Shannon shut the door to her childhood bedroom, wishing she’d said goodnight to John, sweet dreams, anything to show that she cared for him. She heard the sink in the bathroom open, a rush of water flowing over John’s hands and then his toothbrush. She kicked her shoes off and changed into a pair of running shorts and an old t-shirt with the words I Got Crabs at Stan’s Seafood Shack peeling off the back. Climbing into bed, she turned off the lamp beside her, not bothering to pull up the heap of twisted sheets at her feet. Thick, wet air hovered over her body.
She was just beginning to drift into twilight sleep when the thin sound of her ceiling fan was overpowered by the noise of pouring rain. It beat against the windows and bounced off the leaves in the trees.
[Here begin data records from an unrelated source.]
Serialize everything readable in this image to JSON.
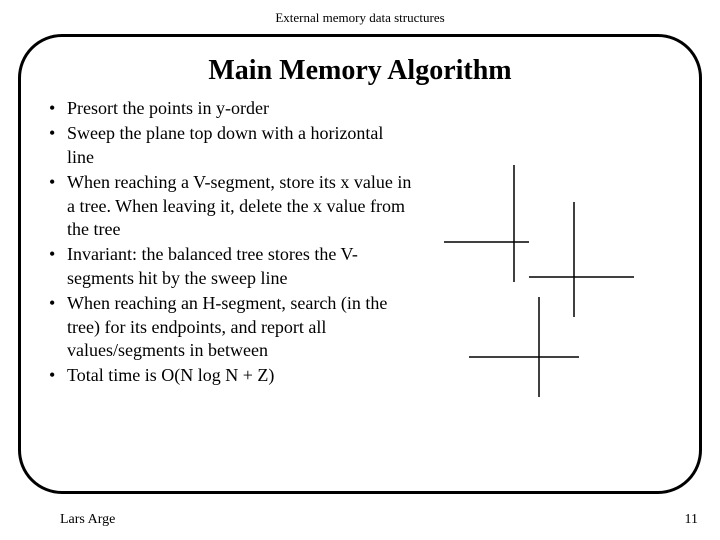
{
  "header": "External memory data structures",
  "title": "Main Memory Algorithm",
  "bullets": [
    "Presort the points in y-order",
    "Sweep the plane top down with a horizontal line",
    "When reaching a V-segment, store its x value in a tree. When leaving it, delete the x value from the tree",
    "Invariant: the balanced tree stores the V-segments hit by the sweep line",
    "When reaching an H-segment, search (in the tree) for its endpoints, and report all values/segments in between",
    "Total time is O(N log N + Z)"
  ],
  "footer": {
    "author": "Lars Arge",
    "page": "11"
  }
}
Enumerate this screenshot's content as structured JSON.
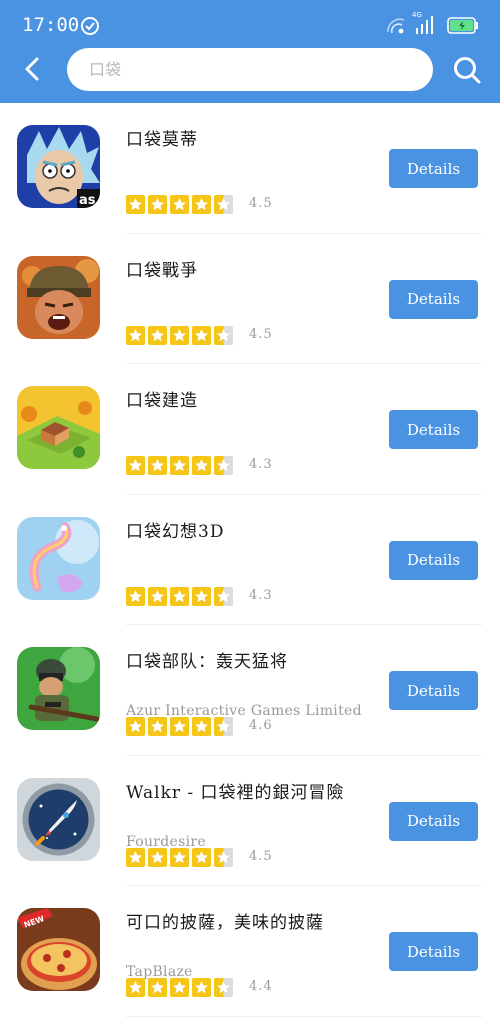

When she awoke the next morning, the weatherman crackled over the radio that it was the most rain they’d gotten all week, marveling at how it managed to sneak in undetected. “I guess we never do know for sure, Doug,” the news anchor said. He never mentioned the unidentifiable blue something. Shannon wondered if John would continue to think about it, would embrace a question with no answer. She hoped that there was still value in sharing something, even if you could never agree on what it was.
John found Shannon on the deck, her bare feet propped on the damp railing. She smiled at him and patted the chair next to her.
“It’s wet,” she said. “Everything is.”
John tipped the chair to the side, letting the puddles of water fall away before sitting down. “Some rain,” he said.
“Sure was. You leaving today?”
“Yeah,” he said. “Even though I’ve heard that flying on a Sunday is bad luck.”
Shannon elbowed him and he elbowed her back. She chose to surprise him, to say nothing when he expected a diatribe. She could sense his tension leftover from last night, or perhaps it was a permanent wall he’d built between them. She tried to will it away as the tree frogs below bleated in praise of impossible puddles.